Well said. I think religion itself doesn't need to change, it just needs a good rebranding. Religion contains the secret recipe that gives meaning and purpose to existence. It's humanity's outlet for the spiritual dimension in life. Unfortunately it just has a bad rep because it so often gets passed down as an obligation instead of an opportunity, and is portrayed as oppressive instead of as an enhancement to life.
OMG. The answer is in front of you. We have spent decades discouraging marriage and childbearing - and now we're distressed that it worked?
Both men and women have noticed that there are enormous - and rising - costs to having children, and no material economic benefits. Both have taken notice. Both are much less enthusiastic about children than they used to be.
Women are now able to earn money income. Women are better off than they were: their time is worth more. That makes it more expensive to spend their time on child-raising. This is a global phenomenon: educate women, make their time more valuable, watch birthrates fall. It's not only true because education allows women to avoid childbirth; it's also true because their husbands would also rather see them spend less time raising children!

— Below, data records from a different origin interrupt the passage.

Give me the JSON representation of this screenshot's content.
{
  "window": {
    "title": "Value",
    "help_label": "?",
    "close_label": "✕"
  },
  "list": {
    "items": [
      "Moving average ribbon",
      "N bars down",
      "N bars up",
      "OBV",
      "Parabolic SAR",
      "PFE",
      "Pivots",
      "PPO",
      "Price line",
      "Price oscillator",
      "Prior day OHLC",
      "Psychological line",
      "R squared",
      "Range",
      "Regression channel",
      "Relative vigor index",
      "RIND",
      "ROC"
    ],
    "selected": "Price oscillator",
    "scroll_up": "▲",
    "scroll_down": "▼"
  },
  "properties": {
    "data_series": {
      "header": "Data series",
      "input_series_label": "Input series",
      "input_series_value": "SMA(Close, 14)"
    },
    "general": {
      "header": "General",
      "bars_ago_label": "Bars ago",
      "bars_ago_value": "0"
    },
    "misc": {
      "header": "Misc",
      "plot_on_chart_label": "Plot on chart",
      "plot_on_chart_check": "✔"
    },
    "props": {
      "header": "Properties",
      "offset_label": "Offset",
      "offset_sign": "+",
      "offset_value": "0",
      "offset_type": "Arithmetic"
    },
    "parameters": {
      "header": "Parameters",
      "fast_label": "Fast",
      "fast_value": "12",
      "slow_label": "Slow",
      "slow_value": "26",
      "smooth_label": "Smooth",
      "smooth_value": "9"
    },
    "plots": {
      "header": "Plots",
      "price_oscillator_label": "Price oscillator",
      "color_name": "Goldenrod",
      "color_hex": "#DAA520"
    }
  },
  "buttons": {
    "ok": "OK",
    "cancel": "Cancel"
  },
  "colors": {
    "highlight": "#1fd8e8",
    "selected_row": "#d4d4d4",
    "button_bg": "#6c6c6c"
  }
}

Meanwhile, culturally we have dramatically raised our standards for acceptable parenting, making it more expensive (in cash terms) and more time-consuming. So many things, from requiring bulky car seats (and therefore three-row vehicles for families with more than two children), to regulation of child care, to stranger-danger-panic leading to supervised playdates and soccer moms and helicopter parenting - often now enforced by child protective services - have increased the cost of children.
In an effort to draw women back to marriage and childbearing, legislatures have tried to increase the material benefits of marriage and motherhood. As a result, for much of the past 70 years men have been subject to frankly unconscionable treatment under family laws. This has partly worked: women are more interested in marriage and children today than men are. But, men are more willing than they used to be, to buck the cultural norm rather than continue to be mistreated this way - just as women had begun to do by the early 20th century, a time when family law treated women quite poorly (legislators seem incapable of crafting family law with any notion of fairness).
Even with this abusive treatment of husbands and fathers, the benefits to women have not been enough to produce the desired growth in birthrates. Partly that's because family law attached too much of the benefit for women to marriage rather than childbearing. But, more important is this: there simply isn't enough value available to transfer from men to women, to offset the cost of having women devote so much time to raising children.
The underlying problem is that children cost their parents too much. The rest of us want to see children, to provide for the future society we will depend on. We're going to have to stop assuming that punishing men for marrying and being fathers is going to work (why do we think it would?): we're going to have to pay for children. All the cultural angst and anti-screen panics and religious pining and pro-marriage BS are deflections.
Incentives matter. It's that simple.